*DATASET EXTRACT*

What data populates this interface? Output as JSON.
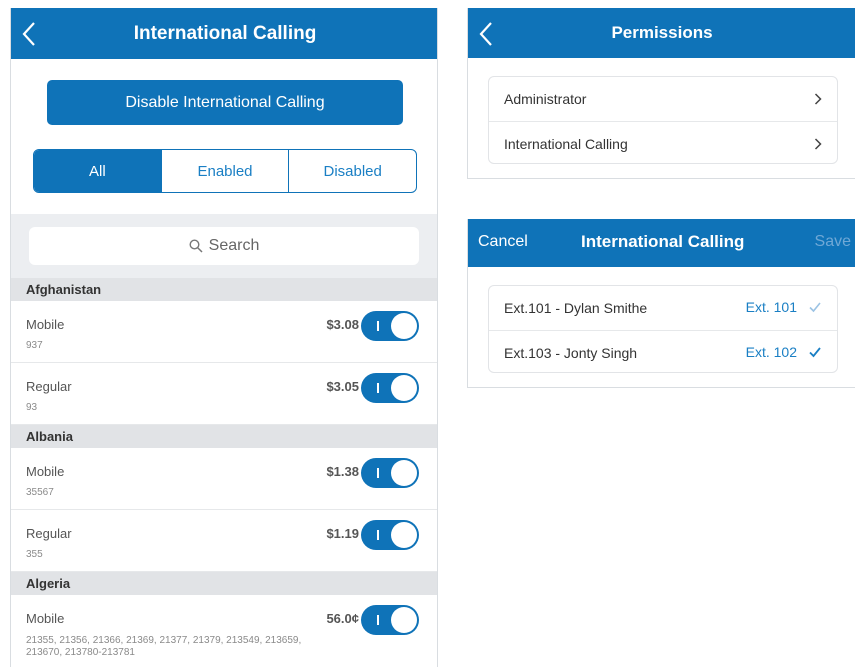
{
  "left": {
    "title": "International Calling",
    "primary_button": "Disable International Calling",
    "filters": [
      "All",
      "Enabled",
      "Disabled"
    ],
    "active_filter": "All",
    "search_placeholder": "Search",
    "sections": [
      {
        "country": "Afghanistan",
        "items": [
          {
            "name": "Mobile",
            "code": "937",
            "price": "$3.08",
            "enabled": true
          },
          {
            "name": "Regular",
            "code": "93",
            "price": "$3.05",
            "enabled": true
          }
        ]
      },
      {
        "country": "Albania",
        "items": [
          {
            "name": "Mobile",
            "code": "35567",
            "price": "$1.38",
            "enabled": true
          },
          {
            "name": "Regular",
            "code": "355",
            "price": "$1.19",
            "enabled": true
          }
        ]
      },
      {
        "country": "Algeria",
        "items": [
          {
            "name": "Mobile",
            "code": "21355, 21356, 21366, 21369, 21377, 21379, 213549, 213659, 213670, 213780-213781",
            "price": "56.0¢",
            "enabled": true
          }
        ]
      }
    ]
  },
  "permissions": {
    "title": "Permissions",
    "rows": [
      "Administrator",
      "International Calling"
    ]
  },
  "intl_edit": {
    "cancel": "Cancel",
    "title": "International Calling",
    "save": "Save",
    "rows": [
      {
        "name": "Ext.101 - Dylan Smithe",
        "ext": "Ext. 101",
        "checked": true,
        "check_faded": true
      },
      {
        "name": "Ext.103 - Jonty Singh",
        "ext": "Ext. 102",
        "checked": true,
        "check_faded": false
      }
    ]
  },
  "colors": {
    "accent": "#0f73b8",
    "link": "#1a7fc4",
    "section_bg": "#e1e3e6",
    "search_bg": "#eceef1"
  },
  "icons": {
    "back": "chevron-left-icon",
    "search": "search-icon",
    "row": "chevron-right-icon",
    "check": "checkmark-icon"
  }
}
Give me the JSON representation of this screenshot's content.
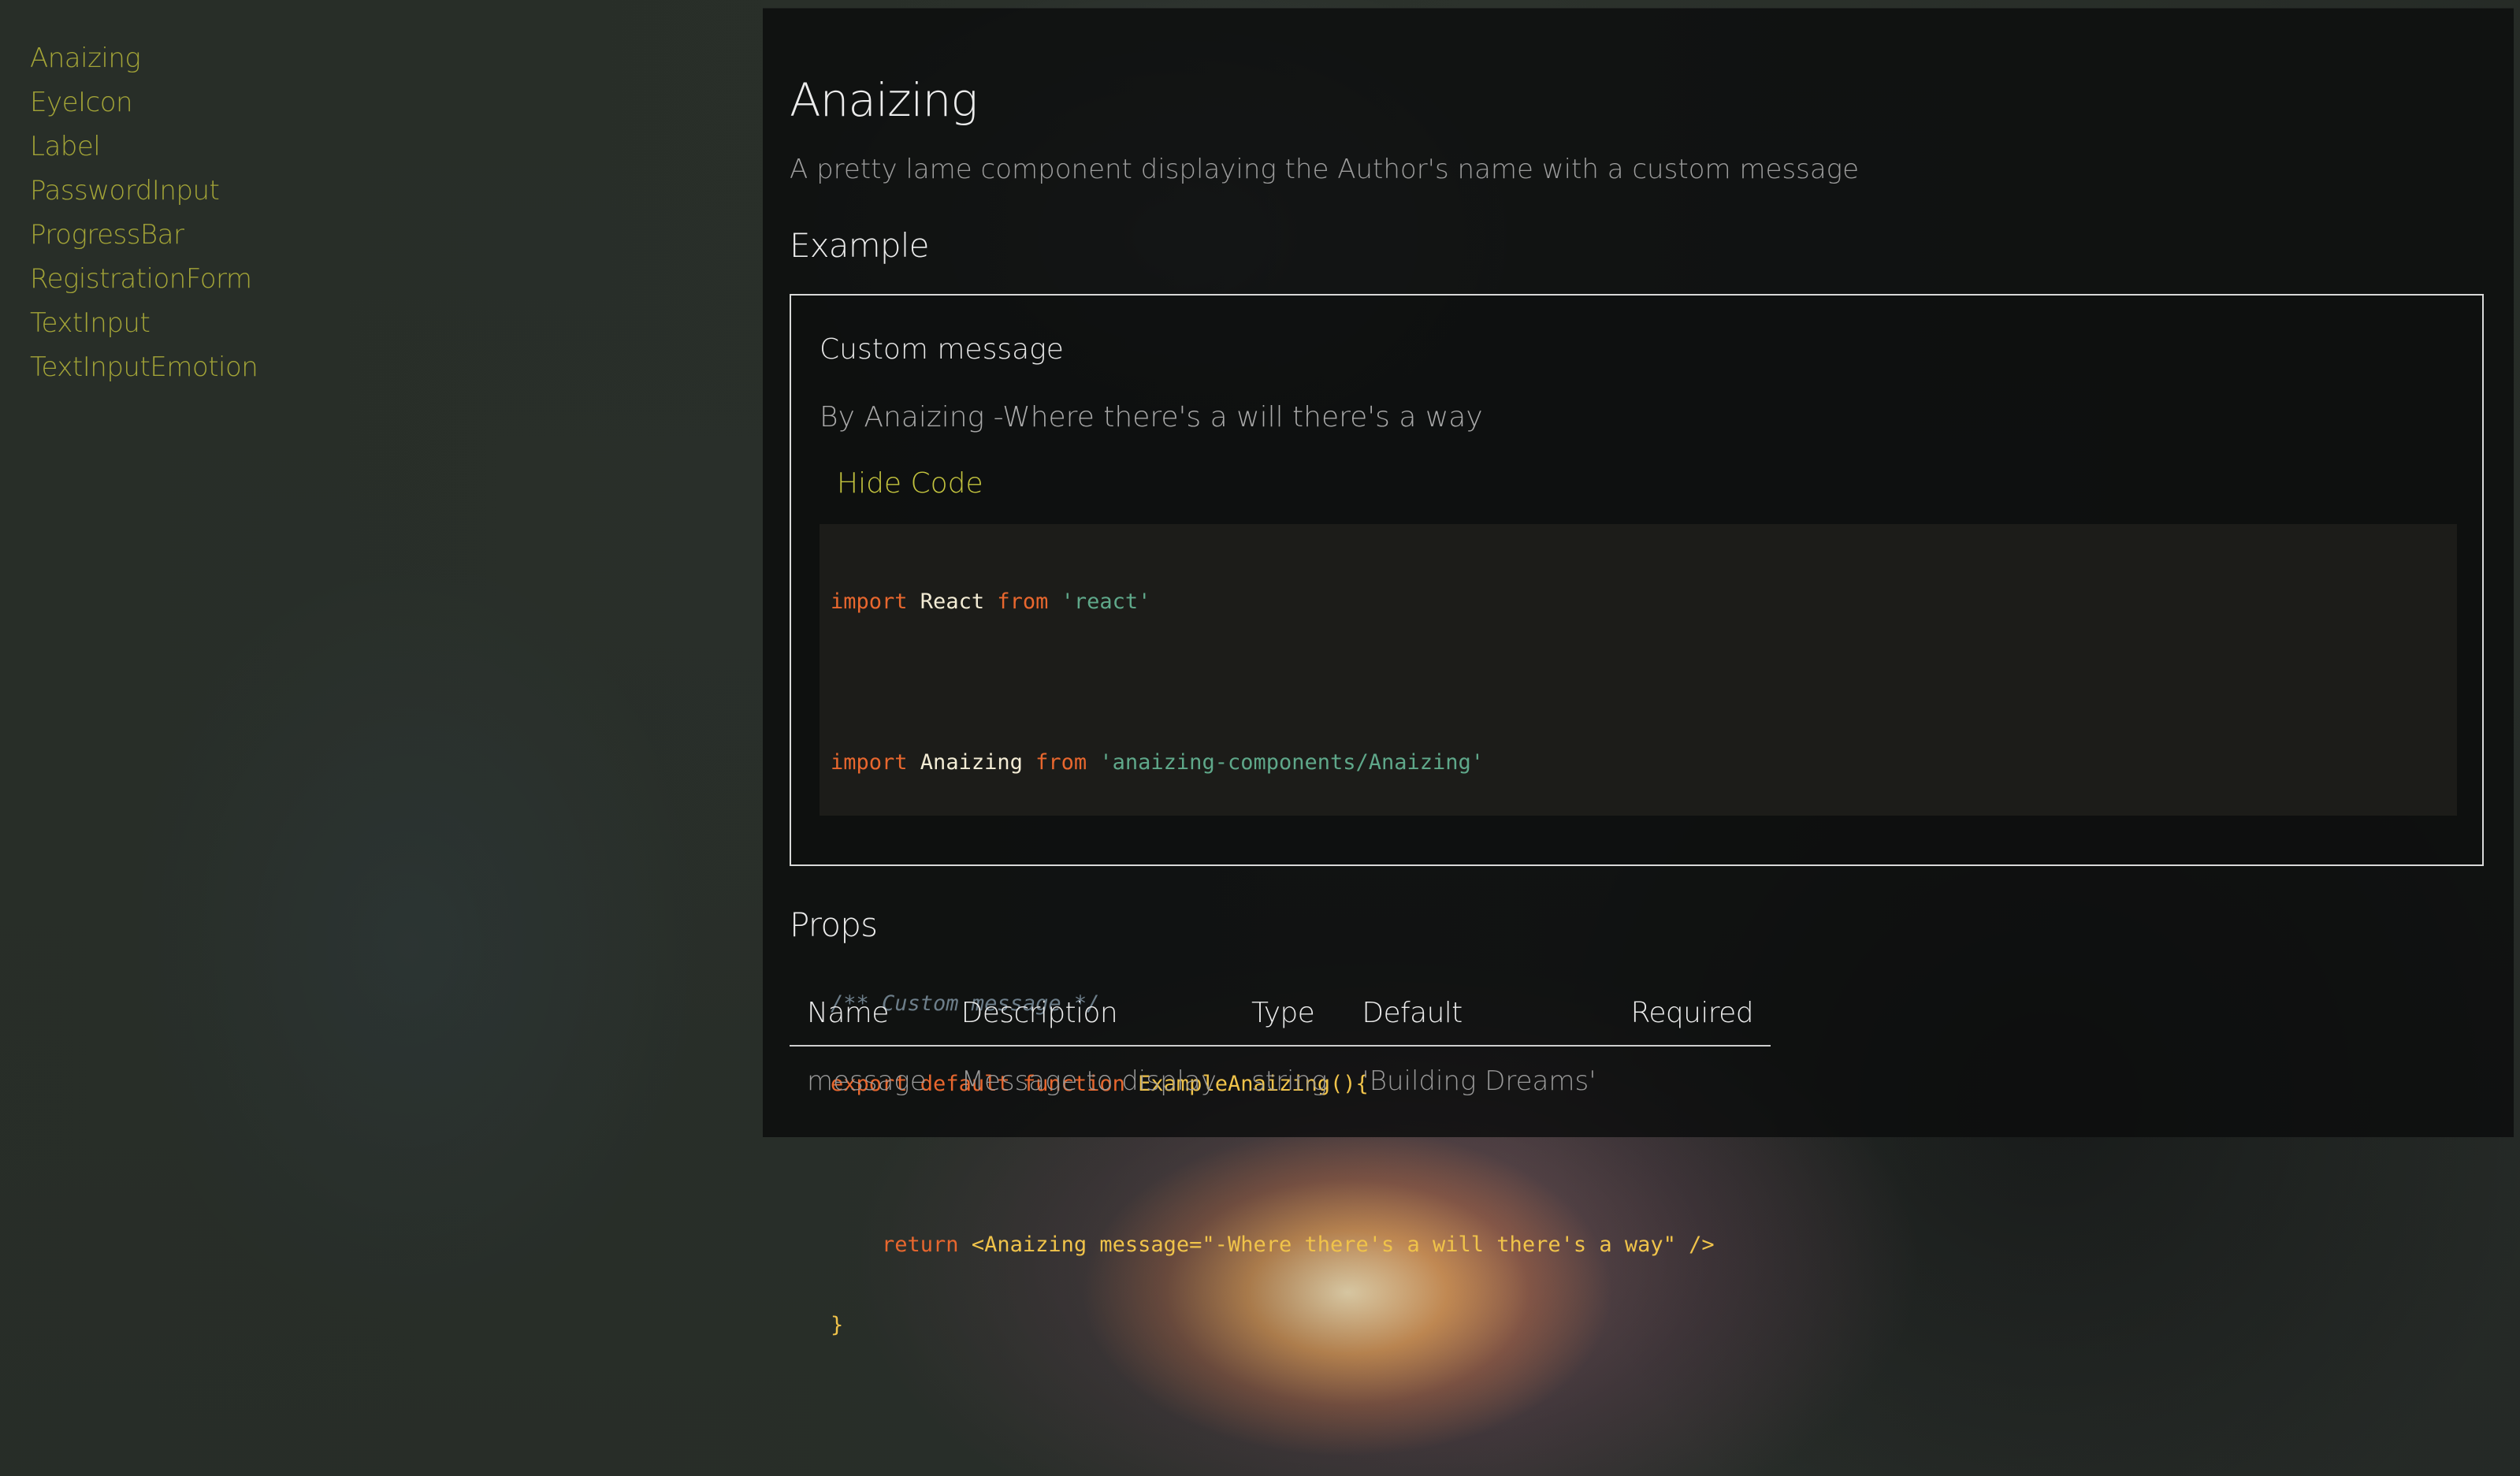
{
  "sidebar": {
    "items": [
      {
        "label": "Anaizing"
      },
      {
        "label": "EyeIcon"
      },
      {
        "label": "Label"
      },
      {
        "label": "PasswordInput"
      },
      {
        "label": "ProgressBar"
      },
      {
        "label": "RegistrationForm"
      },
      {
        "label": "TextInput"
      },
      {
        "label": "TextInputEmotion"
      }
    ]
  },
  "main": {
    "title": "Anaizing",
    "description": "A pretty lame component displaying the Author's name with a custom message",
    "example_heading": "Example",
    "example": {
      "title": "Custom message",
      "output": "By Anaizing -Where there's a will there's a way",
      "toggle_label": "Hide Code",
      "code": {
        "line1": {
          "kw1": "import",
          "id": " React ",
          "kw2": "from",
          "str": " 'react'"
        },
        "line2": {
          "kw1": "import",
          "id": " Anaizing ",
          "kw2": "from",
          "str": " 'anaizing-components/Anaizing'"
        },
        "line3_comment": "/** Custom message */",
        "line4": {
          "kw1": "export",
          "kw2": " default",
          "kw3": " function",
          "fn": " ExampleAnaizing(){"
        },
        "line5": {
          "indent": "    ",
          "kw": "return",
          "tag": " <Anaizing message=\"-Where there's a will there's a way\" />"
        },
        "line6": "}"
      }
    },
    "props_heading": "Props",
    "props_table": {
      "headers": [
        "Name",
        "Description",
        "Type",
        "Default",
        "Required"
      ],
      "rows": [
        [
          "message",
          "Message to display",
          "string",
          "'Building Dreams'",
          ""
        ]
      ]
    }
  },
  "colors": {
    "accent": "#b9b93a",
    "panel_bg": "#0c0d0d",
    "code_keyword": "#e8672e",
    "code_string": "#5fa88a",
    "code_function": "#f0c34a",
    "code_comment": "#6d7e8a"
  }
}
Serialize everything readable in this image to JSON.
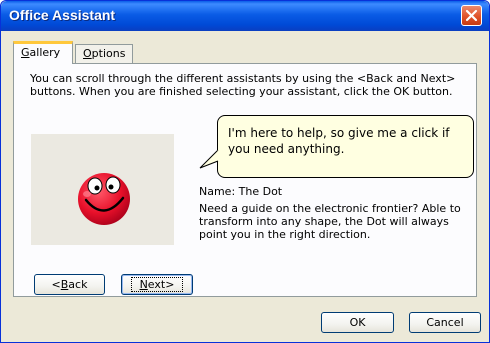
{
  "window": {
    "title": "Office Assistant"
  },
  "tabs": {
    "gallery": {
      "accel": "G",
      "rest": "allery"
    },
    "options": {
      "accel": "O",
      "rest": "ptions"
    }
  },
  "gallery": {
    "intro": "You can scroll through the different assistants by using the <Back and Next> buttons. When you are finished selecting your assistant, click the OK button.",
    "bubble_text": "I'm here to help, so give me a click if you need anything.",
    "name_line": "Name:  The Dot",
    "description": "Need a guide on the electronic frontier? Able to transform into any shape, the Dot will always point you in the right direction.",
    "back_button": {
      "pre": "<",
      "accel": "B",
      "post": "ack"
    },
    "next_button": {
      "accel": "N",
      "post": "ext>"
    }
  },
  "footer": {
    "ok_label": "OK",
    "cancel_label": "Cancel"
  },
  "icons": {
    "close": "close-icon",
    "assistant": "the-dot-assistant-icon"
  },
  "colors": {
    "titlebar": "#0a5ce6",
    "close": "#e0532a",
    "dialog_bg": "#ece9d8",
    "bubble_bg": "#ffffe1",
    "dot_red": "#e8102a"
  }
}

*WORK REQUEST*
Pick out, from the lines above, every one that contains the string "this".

*TASK OUTPUT*
What data populates this interface? Output as JSON.
Give me the JSON representation of this screenshot's content.
Serialize everything readable in this image to JSON.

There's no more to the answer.